On Aug. 17, the British ministry of defense confirmed it would purchase a third Airbus Defense & Space Zephyr S high-altitude pseudo-satellite in addition to two previously confirmed in February.
High-altitude pseudo-satellites — HAPS, for short — are super-lightweight unmanned aircraft that can linger around the stratosphere for weeks on end and act as localized satellites.
The Qinetiq team returned to Yuma Proving Ground with the new model in July 2010 where it once again smashed the endurance record. The aircraft managed more than 14 days of continuous flight — 336 hours and 22 minutes — at a maximum altitude of 70,740 feet.
Operating at a region of the atmosphere where most aircraft attempt to spend as little time as possible, Zephyr is subject to all sorts of engineering challenges.
At its operating ceiling, Zephyr flies high above the wind and weather, but it’s extremely vulnerable during its ascent and descent through the windy troposphere — the region of the atmosphere we inhabit.

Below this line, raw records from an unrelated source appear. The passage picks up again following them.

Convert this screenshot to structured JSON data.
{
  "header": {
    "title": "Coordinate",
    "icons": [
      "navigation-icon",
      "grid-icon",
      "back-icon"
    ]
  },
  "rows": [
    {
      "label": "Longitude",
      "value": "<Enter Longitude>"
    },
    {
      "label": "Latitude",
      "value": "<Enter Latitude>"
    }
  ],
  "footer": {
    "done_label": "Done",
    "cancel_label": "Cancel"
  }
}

During testing, Zephyr was only launched in perfect weather conditions— although Qinetiq press releases repeatedly played up the ground temperature and storms around the test days. But that is not to downplay the effects of the desert temperatures it faced on the ground.

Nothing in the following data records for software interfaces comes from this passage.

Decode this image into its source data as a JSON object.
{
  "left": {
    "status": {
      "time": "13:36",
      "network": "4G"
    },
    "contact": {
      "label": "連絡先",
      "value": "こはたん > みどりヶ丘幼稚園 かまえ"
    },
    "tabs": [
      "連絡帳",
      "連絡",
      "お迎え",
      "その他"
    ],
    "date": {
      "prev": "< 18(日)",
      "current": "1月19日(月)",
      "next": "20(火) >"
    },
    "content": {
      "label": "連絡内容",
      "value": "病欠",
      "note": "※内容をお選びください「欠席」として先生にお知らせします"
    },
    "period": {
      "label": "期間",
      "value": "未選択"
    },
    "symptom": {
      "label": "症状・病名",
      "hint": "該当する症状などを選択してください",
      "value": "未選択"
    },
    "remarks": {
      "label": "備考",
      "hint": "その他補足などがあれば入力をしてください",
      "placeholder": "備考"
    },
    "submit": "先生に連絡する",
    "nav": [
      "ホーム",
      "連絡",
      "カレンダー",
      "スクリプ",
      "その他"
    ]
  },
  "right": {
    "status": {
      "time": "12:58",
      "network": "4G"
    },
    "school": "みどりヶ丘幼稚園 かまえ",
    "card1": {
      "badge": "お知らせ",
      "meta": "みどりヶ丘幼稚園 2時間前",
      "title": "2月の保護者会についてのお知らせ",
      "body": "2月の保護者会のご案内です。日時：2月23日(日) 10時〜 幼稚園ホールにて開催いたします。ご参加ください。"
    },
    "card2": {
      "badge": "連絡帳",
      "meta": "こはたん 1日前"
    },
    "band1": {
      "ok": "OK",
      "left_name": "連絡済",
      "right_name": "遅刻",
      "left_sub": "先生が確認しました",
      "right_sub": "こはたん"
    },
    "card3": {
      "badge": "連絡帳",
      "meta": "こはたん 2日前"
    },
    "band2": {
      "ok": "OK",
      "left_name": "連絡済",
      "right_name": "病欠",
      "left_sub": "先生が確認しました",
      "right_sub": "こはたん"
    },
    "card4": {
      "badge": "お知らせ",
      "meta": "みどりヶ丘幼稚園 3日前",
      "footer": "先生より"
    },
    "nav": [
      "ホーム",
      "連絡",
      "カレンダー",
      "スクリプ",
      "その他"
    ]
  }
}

From around 40º Celsius at launch, Zephyr’s ambient temperature would fall 2º Celsius per 1,000 feet. But the aircraft mostly flies in and around the ozone layer, which absorbs the sun’s ultraviolet light and emits the energy as heat. As a result, the ambient air temperature actually begins to rise once Zephyr ascends past 65,000 feet.
When night falls, the aircraft must descend to 45,000 feet to conserve power by flying in more dense air. Here the temperature falls to as low as -80º Celsius. This extreme cold can cause components to become brittle, affect electronics and cause metal components to contract.

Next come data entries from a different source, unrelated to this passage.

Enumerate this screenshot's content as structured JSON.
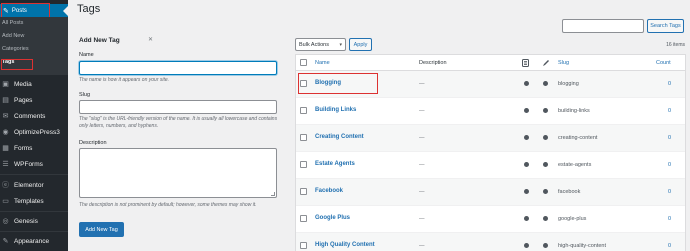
{
  "sidebar": {
    "posts_label": "Posts",
    "submenu": [
      "All Posts",
      "Add New",
      "Categories",
      "Tags"
    ],
    "items": [
      {
        "icon": "media-icon",
        "glyph": "▣",
        "label": "Media"
      },
      {
        "icon": "pages-icon",
        "glyph": "▤",
        "label": "Pages"
      },
      {
        "icon": "comments-icon",
        "glyph": "✉",
        "label": "Comments"
      },
      {
        "icon": "optimizepress-icon",
        "glyph": "◉",
        "label": "OptimizePress3"
      },
      {
        "icon": "forms-icon",
        "glyph": "▦",
        "label": "Forms"
      },
      {
        "icon": "wpforms-icon",
        "glyph": "☰",
        "label": "WPForms"
      },
      {
        "icon": "elementor-icon",
        "glyph": "ⓔ",
        "label": "Elementor"
      },
      {
        "icon": "templates-icon",
        "glyph": "▭",
        "label": "Templates"
      },
      {
        "icon": "genesis-icon",
        "glyph": "◎",
        "label": "Genesis"
      },
      {
        "icon": "appearance-icon",
        "glyph": "✎",
        "label": "Appearance"
      }
    ]
  },
  "header": {
    "title": "Tags",
    "search_button": "Search Tags"
  },
  "form": {
    "title": "Add New Tag",
    "name_label": "Name",
    "name_help": "The name is how it appears on your site.",
    "slug_label": "Slug",
    "slug_help": "The \"slug\" is the URL-friendly version of the name. It is usually all lowercase and contains only letters, numbers, and hyphens.",
    "description_label": "Description",
    "description_help": "The description is not prominent by default; however, some themes may show it.",
    "submit_label": "Add New Tag"
  },
  "bulk": {
    "select_value": "Bulk Actions",
    "apply_label": "Apply",
    "items_count": "16 items"
  },
  "table": {
    "columns": {
      "name": "Name",
      "description": "Description",
      "slug": "Slug",
      "count": "Count"
    },
    "rows": [
      {
        "name": "Blogging",
        "description": "—",
        "slug": "blogging",
        "count": "0"
      },
      {
        "name": "Building Links",
        "description": "—",
        "slug": "building-links",
        "count": "0"
      },
      {
        "name": "Creating Content",
        "description": "—",
        "slug": "creating-content",
        "count": "0"
      },
      {
        "name": "Estate Agents",
        "description": "—",
        "slug": "estate-agents",
        "count": "0"
      },
      {
        "name": "Facebook",
        "description": "—",
        "slug": "facebook",
        "count": "0"
      },
      {
        "name": "Google Plus",
        "description": "—",
        "slug": "google-plus",
        "count": "0"
      },
      {
        "name": "High Quality Content",
        "description": "—",
        "slug": "high-quality-content",
        "count": "0"
      }
    ]
  },
  "colors": {
    "sidebar_bg": "#23282d",
    "active_menu": "#0073aa",
    "link": "#2271b1",
    "highlight_box": "#dc3232"
  }
}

The engineers chose to insulate and heat components to protect them, even though that increased Zephyr’s weight. But given these extreme temperatures, it isn’t possible to fully protect each component from thermally-generated expansion and contraction.
Cosmic rays — energetic particles emanating from space — are an additional threat to the platform’s electronics. Zephyr operates right in the peak region for cosmic radiation. These rays can cause data corruption and critical electronic faults and it is unclear how much shielding Zephyr 7 carried to protect against this threat but it reportedly hasn’t suffered any ill effects … yet.
Zephyr operators will also face challenges resulting from its solar-power generation. The amount of solar energy available to any given surface area varies by latitude and date. The tropics offer the most energy, but the farther from the equator you go, the more significant the drop-off in available energy during winter.